SAN MATEO (05/01/2000) - The Open-source world seems to be divided into at least two camps: the religious and the pragmatic. To the former group, proprietary and closed-source code are evil. The latter group sees proprietary and closed-source code as benign and even occasionally necessary.
Let me point out that free software (as in free speech) and open source are not synonymous. I can give away source code and forbid you to use it without permission. Nor are proprietary and closed source synonymous, though one usually implies the other.
Regardless, I'm in the latter group. To me, proprietary and closed-source code are like guns. One can use a gun to protect oneself against evil people, or one can use it to murder rivals. But in the latter case it is the murderer who is evil, not the gun.
I will agree with the religious zealots on one very important point. The world of commercial and free software is definitely engaged in a war of good and evil. And the obvious examples of evil that one can cite usually involve closed-source code.
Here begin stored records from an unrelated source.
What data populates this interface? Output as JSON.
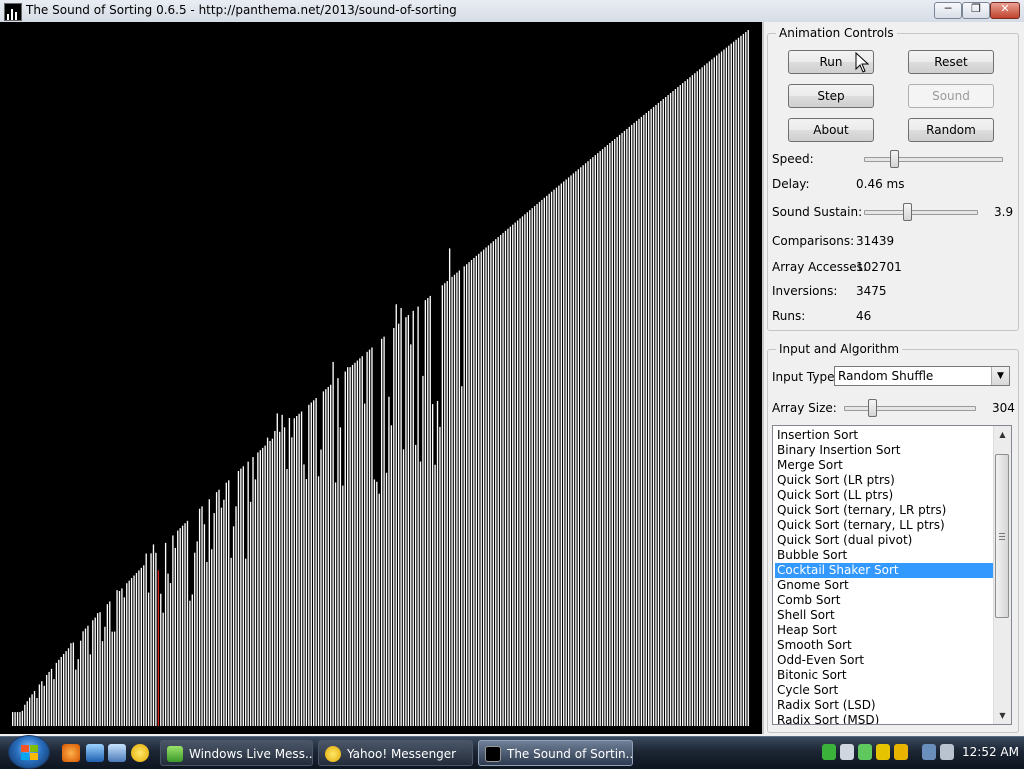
{
  "window": {
    "title": "The Sound of Sorting 0.6.5 - http://panthema.net/2013/sound-of-sorting",
    "min_icon": "minimize-icon",
    "max_icon": "maximize-icon",
    "close_icon": "close-icon"
  },
  "visualization": {
    "array_size": 304,
    "highlight_index": 60,
    "bar_color": "#ffffff",
    "highlight_color": "#cc2222",
    "background": "#000000"
  },
  "animation_controls": {
    "legend": "Animation Controls",
    "buttons": {
      "run": "Run",
      "reset": "Reset",
      "step": "Step",
      "sound": "Sound",
      "about": "About",
      "random": "Random"
    },
    "speed_label": "Speed:",
    "speed_level": 0.2,
    "delay_label": "Delay:",
    "delay_value": "0.46 ms",
    "sustain_label": "Sound Sustain:",
    "sustain_level": 0.38,
    "sustain_value": "3.9",
    "comparisons_label": "Comparisons:",
    "comparisons_value": "31439",
    "accesses_label": "Array Accesses:",
    "accesses_value": "102701",
    "inversions_label": "Inversions:",
    "inversions_value": "3475",
    "runs_label": "Runs:",
    "runs_value": "46"
  },
  "input_algorithm": {
    "legend": "Input and Algorithm",
    "input_type_label": "Input Type:",
    "input_type_value": "Random Shuffle",
    "array_size_label": "Array Size:",
    "array_size_level": 0.2,
    "array_size_value": "304",
    "algorithms": [
      "Insertion Sort",
      "Binary Insertion Sort",
      "Merge Sort",
      "Quick Sort (LR ptrs)",
      "Quick Sort (LL ptrs)",
      "Quick Sort (ternary, LR ptrs)",
      "Quick Sort (ternary, LL ptrs)",
      "Quick Sort (dual pivot)",
      "Bubble Sort",
      "Cocktail Shaker Sort",
      "Gnome Sort",
      "Comb Sort",
      "Shell Sort",
      "Heap Sort",
      "Smooth Sort",
      "Odd-Even Sort",
      "Bitonic Sort",
      "Cycle Sort",
      "Radix Sort (LSD)",
      "Radix Sort (MSD)"
    ],
    "selected_algorithm": "Cocktail Shaker Sort"
  },
  "taskbar": {
    "tasks": [
      {
        "label": "Windows Live Mess...",
        "icon": "messenger-icon"
      },
      {
        "label": "Yahoo! Messenger",
        "icon": "yahoo-icon"
      },
      {
        "label": "The Sound of Sortin...",
        "icon": "sorting-app-icon"
      }
    ],
    "clock": "12:52 AM"
  },
  "colors": {
    "selection": "#3399ff",
    "accent": "#2a6fbf"
  }
}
Open-source advocates tend to point to Microsoft as evidence of the evils of closed source. But for all we know, Microsoft could also be using open source as a weapon. It is entirely possible that large portions of Windows 2000 have been lifted from programs that are protected under the GNU GPL (General Public License). The fact that GPL code is freely available makes it that much easier for a company such as Microsoft to steal it. Does that make GPL evil? Of course not.
Now before you Microsoft stockholders get your panties in a knot, I am not accusing the company of stealing GPL code. If anything, the evidence points to the contrary. If Microsoft made it a practice to steal GPL code, it would be more likely to meet projected ship dates.
I also don't mean to imply that individuals at Microsoft are dishonest about their motives. At worst Microsoft officials are simply misquoted. Microsoft CEO Steve Ballmer, for example, was recently misquoted as saying, "I feel deeply that we behaved in every instance with super integrity." The reporters might have gotten it right if they heard him whisper afterward, "Most of the time, it was soup."
Open, closed, proprietary, and free source are weapons wielded by both sides and are not in and of themselves good nor evil.
These matters are currently close to my heart, because I work with Linux Standard Base (LSB). I want to make it clear that it is by no means the goal of LSB to encourage the use of proprietary software. But as we get nearer to completion of the LSB specification, it occurs to me that, as a side effect, LSB could encourage the use of proprietary software.
One of the goals of LSB is to allow Linux providers to differentiate their products without breaking application compatibility. LSB is concerned only with the layer above the Linux kernel that determines whether an application will install and run properly. The point is to enable customers to choose the Linux distribution that best suits their needs without fear that they will encounter problems running their favorite applications.
LSB can best achieve its goals if the software LSB deals with is open-source.
The best way to guarantee a level playing field is by ensuring that there are no secrets in the layer of software that determines whether an application will be compatible across Linux distributions.
But if you think about it, the implication is that it is therefore nonthreatening to have proprietary software outside the scope of LSB. For example, one can write a proprietary, closed-source installation program for Linux without creating an imbalance in the Linux market. You can't assert control over the Linux standard with a proprietary installation program. Once you've got an LSB-compliant Linux installed, the proprietary installation program becomes irrelevant. You can still run any LSB-compliant applications.
So my advice to the open-source community is to focus on what really matters.
Fight the good fight when open source creates a level playing field. And relax when proprietary source code is nonthreatening. That will ensure the continued success of both open and closed source.
Nicholas Petreley is the founding editor of LinuxWorld (www.linuxworld.com) and a contributing editor for InfoWorld. He works with LSB. Reach him at firstname.lastname@example.org.